    N.N. Lepeshkin, A. Schweinsberg, M.S. Bigelow, G. Gehring, R.W. Boyd, Proc. CLEO’05, QTuC3 (2005)Google Scholar
  22. 22.
    R.W. Boyd, M.G. Raymer, P. Narum, D.J. Harter, Phys. Rev. A 24, 411 (1981)CrossRefADSGoogle Scholar
  23. 23.
    E. Yablonovitch, Phys. Rev. Lett. 58, 2059 (1987)CrossRefADSGoogle Scholar
  24. 24.
    S. John, Phys. Rev. Lett. 58, 2486 (1987)CrossRefADSGoogle Scholar
  25. 25.
    R.W. Boyd, D.J. Gauthier, A.L. Gaeta, A.E. Willner, Phys. Rev. A 71, 023801 (2005)CrossRefADSGoogle Scholar
  26. 26.
    R.W. Boyd, N.N. Lepeshkin, P. Zerom, Laser Phys. 15, 1389 (2005)Google Scholar
  27. 27.
    C.M. Bowden, G.P. Agrawal, Phys. Rev. A 51, 4132 (1995)CrossRefADSGoogle Scholar
  28. 28.
    D. Dahan, G. Eisenstein, Opt. Express 13, 6234 (2005)CrossRefADSGoogle Scholar
  29. 29.
    J. Yao, G.P. Agrawal, P. Gallion, C.M. Bowden, Opt. Commun. 119, 246 (1995)CrossRefADSGoogle Scholar
  30. 30.
    W.W. Chow, S.W. Koch, Semiconductor-Laser Fundamentals (Springer, 1999)Google Scholar
  31. 31.
    R.W. Boyd, Nonlinear Optics, 2nd edn. (Academic Press, 2003)Google Scholar
  32. 32.
    S.L. Chuang, Physics of Optoelectronics Devices (Wiley Interscience, 1995)Google Scholar
  33. 33.
    L.J. Wang, A. Kuzmich, A. Dogariu, Nature 406, 277 (2000)CrossRefADSGoogle Scholar
  34. 34.
    R.S. Tucker, P.C. Ku, C.J. Chang-Hasnain, J. Lightwave Technol. 23, 4046 (2005)CrossRefGoogle Scholar
  35. 35.
    A. Yariv, Optical Electronics in Modern Communications, 5th edn. (University Press, Oxford, 1997)Google Scholar

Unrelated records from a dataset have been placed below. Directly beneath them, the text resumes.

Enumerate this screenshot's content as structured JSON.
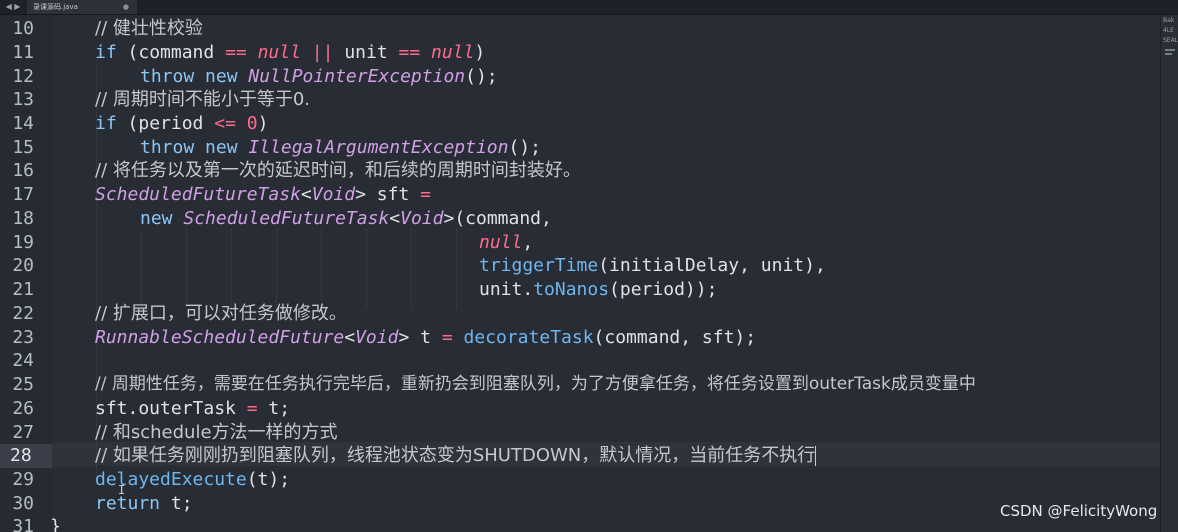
{
  "tab": {
    "filename": "录课源码.java",
    "arrows": "◀ ▶",
    "close": "●"
  },
  "line_numbers": [
    "10",
    "11",
    "12",
    "13",
    "14",
    "15",
    "16",
    "17",
    "18",
    "19",
    "20",
    "21",
    "22",
    "23",
    "24",
    "25",
    "26",
    "27",
    "28",
    "29",
    "30",
    "31"
  ],
  "active_line": "28",
  "code": {
    "l10": "// 健壮性校验",
    "l11": {
      "kw_if": "if",
      "p1": " (command ",
      "eq1": "==",
      "null1": "null",
      "or": "||",
      "p2": " unit ",
      "eq2": "==",
      "null2": "null",
      "p3": ")"
    },
    "l12": {
      "kw": "throw new ",
      "cls": "NullPointerException",
      "rest": "();"
    },
    "l13": "// 周期时间不能小于等于0.",
    "l14": {
      "kw": "if",
      "p1": " (period ",
      "op": "<=",
      "num": "0",
      "p2": ")"
    },
    "l15": {
      "kw": "throw new ",
      "cls": "IllegalArgumentException",
      "rest": "();"
    },
    "l16": "// 将任务以及第一次的延迟时间，和后续的周期时间封装好。",
    "l17": {
      "cls": "ScheduledFutureTask",
      "lt": "<",
      "gen": "Void",
      "gt": ">",
      "rest": " sft ",
      "eq": "="
    },
    "l18": {
      "kw": "new ",
      "cls": "ScheduledFutureTask",
      "lt": "<",
      "gen": "Void",
      "gt": ">",
      "rest": "(command,"
    },
    "l19": {
      "nul": "null",
      "rest": ","
    },
    "l20": {
      "fn": "triggerTime",
      "rest": "(initialDelay, unit),"
    },
    "l21": {
      "a": "unit.",
      "fn": "toNanos",
      "rest": "(period));"
    },
    "l22": "// 扩展口，可以对任务做修改。",
    "l23": {
      "cls": "RunnableScheduledFuture",
      "lt": "<",
      "gen": "Void",
      "gt": ">",
      "p1": " t ",
      "eq": "=",
      "fn": "decorateTask",
      "rest": "(command, sft);"
    },
    "l25": "// 周期性任务，需要在任务执行完毕后，重新扔会到阻塞队列，为了方便拿任务，将任务设置到outerTask成员变量中",
    "l26": {
      "a": "sft.outerTask ",
      "eq": "=",
      "rest": " t;"
    },
    "l27": "// 和schedule方法一样的方式",
    "l28": "// 如果任务刚刚扔到阻塞队列，线程池状态变为SHUTDOWN，默认情况，当前任务不执行",
    "l29": {
      "fn": "delayedExecute",
      "rest": "(t);"
    },
    "l30": {
      "kw": "return",
      "rest": " t;"
    },
    "l31": "}"
  },
  "minimap_labels": [
    "Bak",
    "4LE",
    "SEAL"
  ],
  "watermark": "CSDN @FelicityWong",
  "colors": {
    "background": "#282c34",
    "keyword": "#8bc6f5",
    "operator": "#ff6b8b",
    "class": "#d19fe6",
    "function": "#6fb6ee"
  }
}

Copyright information

© Springer-Verlag 2006

Authors and Affiliations

  1. 1.School of Electrical and Computer EngineeringGeorgia Institute of TechnologyAtlantaUSA

Personalised recommendations